Where does the string "calendar" appear? Copy every line of the entries below that holds it.

+++ Supplied records +++

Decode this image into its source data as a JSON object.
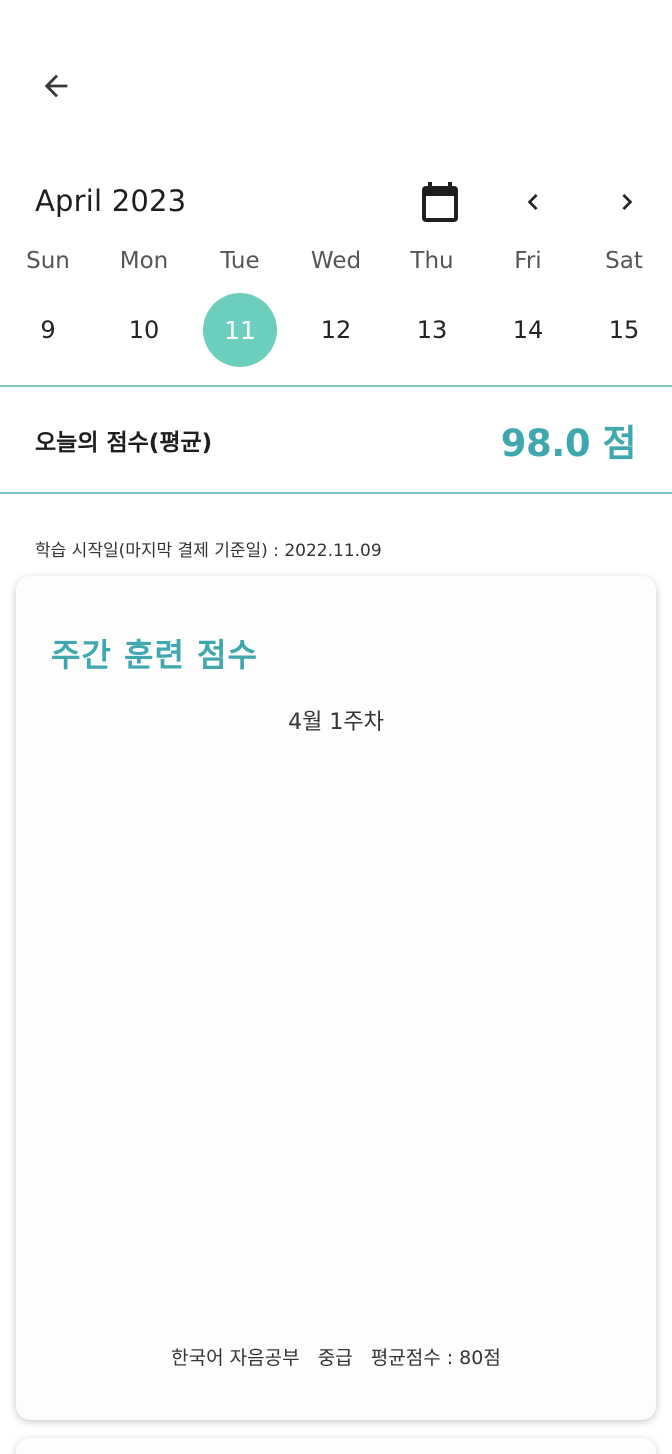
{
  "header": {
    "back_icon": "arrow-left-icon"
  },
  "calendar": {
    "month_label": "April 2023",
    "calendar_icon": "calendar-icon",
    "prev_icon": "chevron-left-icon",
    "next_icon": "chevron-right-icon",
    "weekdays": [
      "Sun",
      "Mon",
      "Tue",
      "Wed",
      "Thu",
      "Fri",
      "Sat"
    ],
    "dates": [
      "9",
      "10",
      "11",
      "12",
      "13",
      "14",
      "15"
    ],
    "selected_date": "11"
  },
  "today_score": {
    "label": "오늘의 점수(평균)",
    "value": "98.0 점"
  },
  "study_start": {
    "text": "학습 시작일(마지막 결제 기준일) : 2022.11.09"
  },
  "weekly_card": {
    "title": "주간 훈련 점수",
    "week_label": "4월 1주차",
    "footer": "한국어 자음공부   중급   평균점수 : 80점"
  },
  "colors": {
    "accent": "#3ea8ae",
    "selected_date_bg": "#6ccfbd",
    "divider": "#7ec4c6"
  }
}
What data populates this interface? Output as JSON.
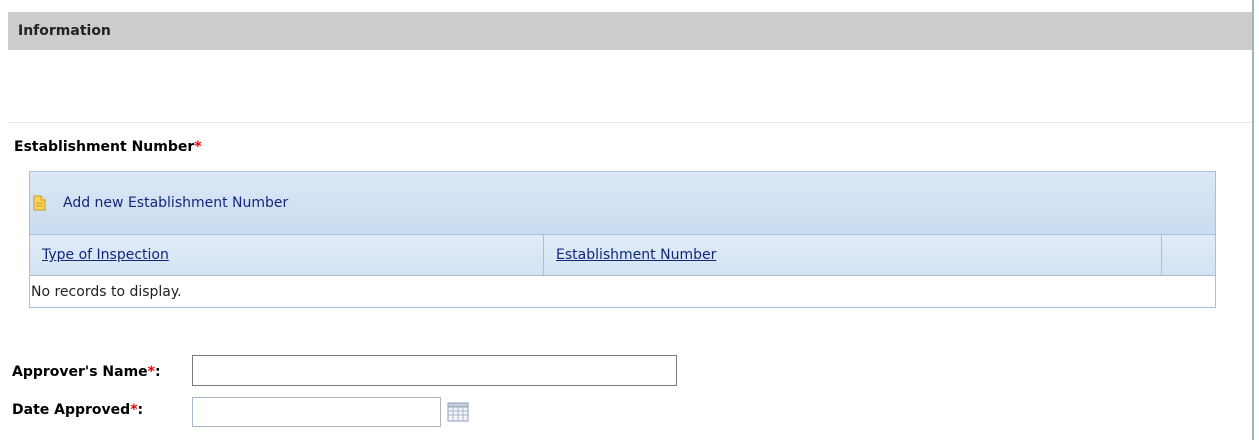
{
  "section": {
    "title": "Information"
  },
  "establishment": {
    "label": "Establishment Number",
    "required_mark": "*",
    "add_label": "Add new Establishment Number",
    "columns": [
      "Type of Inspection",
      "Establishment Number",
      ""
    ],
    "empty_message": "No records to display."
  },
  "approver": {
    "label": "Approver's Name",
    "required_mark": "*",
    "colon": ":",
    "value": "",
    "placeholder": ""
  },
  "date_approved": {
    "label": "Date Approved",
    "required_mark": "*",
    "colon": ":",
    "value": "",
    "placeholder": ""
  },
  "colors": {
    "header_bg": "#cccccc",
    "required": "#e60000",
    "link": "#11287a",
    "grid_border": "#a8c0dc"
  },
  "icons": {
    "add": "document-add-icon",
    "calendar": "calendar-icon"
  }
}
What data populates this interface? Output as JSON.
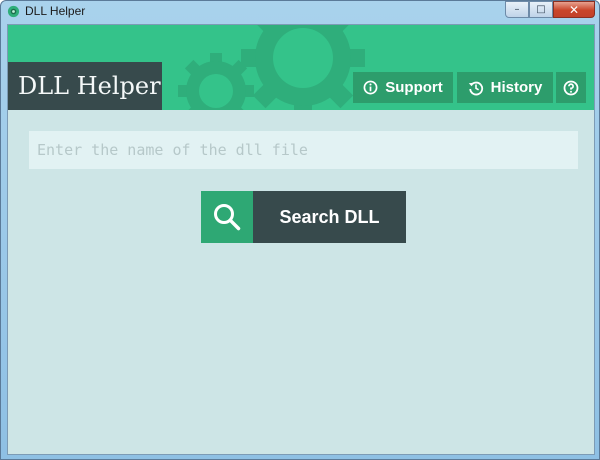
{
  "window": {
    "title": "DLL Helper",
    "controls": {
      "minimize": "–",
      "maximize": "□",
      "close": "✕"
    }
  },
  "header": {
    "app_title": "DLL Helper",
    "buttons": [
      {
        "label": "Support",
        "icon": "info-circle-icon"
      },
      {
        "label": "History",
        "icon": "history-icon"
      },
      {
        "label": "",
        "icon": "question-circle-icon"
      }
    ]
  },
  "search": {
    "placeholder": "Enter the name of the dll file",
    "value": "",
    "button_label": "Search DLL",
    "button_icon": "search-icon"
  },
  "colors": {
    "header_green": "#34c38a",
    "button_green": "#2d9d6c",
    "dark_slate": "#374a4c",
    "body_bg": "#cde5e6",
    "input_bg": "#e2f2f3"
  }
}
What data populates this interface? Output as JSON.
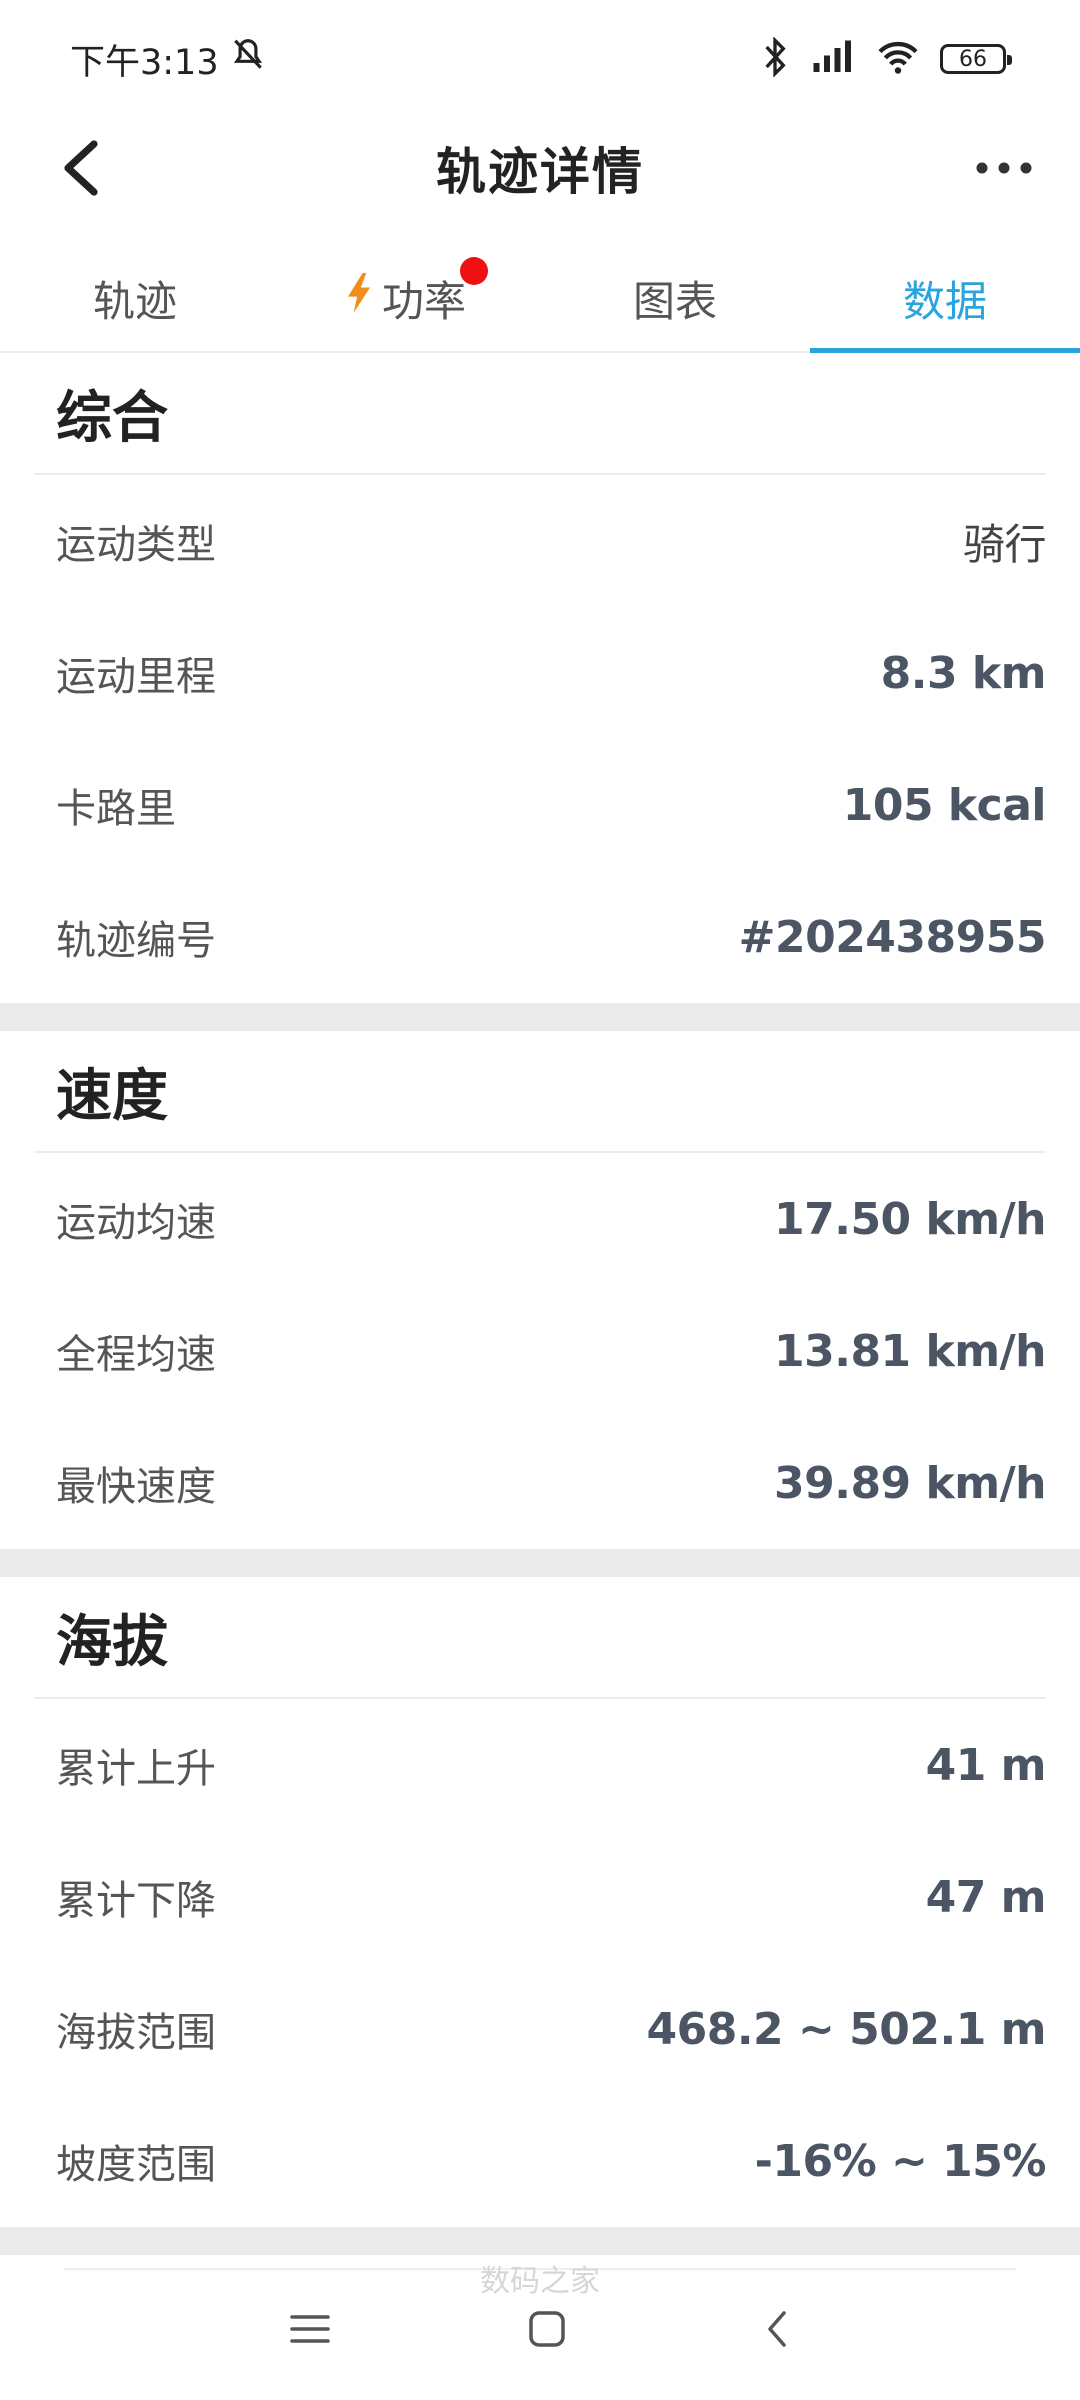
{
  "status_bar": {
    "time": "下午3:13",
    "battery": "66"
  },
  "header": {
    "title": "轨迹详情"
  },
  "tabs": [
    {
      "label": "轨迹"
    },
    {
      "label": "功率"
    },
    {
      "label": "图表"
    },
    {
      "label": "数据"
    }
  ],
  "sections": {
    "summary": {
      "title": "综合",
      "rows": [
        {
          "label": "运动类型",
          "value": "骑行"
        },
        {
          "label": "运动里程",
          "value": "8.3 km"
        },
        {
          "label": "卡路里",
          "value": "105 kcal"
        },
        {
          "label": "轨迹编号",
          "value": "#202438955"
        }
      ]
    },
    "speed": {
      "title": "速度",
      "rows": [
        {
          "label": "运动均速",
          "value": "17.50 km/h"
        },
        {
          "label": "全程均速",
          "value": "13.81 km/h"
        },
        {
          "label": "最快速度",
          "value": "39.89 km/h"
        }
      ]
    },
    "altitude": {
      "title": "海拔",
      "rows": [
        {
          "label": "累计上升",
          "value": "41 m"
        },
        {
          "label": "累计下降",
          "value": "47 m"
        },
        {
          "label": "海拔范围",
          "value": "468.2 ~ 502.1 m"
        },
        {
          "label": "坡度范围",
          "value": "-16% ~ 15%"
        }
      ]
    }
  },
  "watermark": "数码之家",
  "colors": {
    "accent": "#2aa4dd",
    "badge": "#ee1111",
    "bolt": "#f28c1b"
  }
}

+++
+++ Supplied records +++

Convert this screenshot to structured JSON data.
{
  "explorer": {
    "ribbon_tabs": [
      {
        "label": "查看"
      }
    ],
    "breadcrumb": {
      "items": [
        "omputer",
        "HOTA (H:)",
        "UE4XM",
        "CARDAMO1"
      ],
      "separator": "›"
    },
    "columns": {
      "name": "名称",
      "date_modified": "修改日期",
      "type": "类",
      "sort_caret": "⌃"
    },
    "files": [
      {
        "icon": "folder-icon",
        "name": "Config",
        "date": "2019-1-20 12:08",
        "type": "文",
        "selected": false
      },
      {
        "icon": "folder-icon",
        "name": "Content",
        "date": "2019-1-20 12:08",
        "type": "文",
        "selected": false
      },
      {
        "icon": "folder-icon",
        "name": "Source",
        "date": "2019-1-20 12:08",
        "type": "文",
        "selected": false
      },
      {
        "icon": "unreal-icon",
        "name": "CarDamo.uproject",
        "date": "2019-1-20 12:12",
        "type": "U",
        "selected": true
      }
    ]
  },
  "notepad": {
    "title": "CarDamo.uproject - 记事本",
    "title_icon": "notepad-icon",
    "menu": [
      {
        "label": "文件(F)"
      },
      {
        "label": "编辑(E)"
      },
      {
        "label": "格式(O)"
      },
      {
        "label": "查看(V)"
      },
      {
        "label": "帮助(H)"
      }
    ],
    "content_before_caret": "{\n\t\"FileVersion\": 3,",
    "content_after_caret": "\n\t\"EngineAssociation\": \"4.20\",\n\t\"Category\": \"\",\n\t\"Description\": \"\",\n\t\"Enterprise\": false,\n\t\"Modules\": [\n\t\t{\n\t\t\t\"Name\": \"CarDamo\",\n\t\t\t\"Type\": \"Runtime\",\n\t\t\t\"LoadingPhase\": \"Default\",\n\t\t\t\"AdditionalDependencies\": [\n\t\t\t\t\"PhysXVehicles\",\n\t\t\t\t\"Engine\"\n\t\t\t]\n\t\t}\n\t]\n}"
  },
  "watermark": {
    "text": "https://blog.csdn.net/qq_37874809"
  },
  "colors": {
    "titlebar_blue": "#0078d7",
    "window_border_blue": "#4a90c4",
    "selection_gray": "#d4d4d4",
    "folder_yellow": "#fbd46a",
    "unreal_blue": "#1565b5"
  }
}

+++
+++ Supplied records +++

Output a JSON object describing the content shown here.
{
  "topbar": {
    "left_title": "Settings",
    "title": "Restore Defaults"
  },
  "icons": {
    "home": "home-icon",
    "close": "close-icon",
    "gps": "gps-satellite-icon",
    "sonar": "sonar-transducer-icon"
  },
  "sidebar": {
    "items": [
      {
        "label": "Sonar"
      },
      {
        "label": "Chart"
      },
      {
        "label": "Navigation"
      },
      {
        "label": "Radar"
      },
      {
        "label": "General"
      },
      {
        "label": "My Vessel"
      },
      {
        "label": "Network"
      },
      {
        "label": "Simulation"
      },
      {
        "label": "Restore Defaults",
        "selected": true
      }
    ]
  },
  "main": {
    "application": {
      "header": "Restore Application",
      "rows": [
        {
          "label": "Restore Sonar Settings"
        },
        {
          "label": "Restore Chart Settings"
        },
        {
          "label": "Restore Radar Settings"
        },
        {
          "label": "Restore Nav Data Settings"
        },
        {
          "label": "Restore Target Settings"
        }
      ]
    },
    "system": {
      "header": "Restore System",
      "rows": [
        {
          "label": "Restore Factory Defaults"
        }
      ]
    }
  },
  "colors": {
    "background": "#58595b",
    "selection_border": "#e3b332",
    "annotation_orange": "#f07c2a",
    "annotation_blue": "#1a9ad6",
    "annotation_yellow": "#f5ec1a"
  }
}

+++

◆ **Exercise output**:
  "calendar": {
    "calendar_icon": "calendar-icon",
    "calendar": "calendar-icon"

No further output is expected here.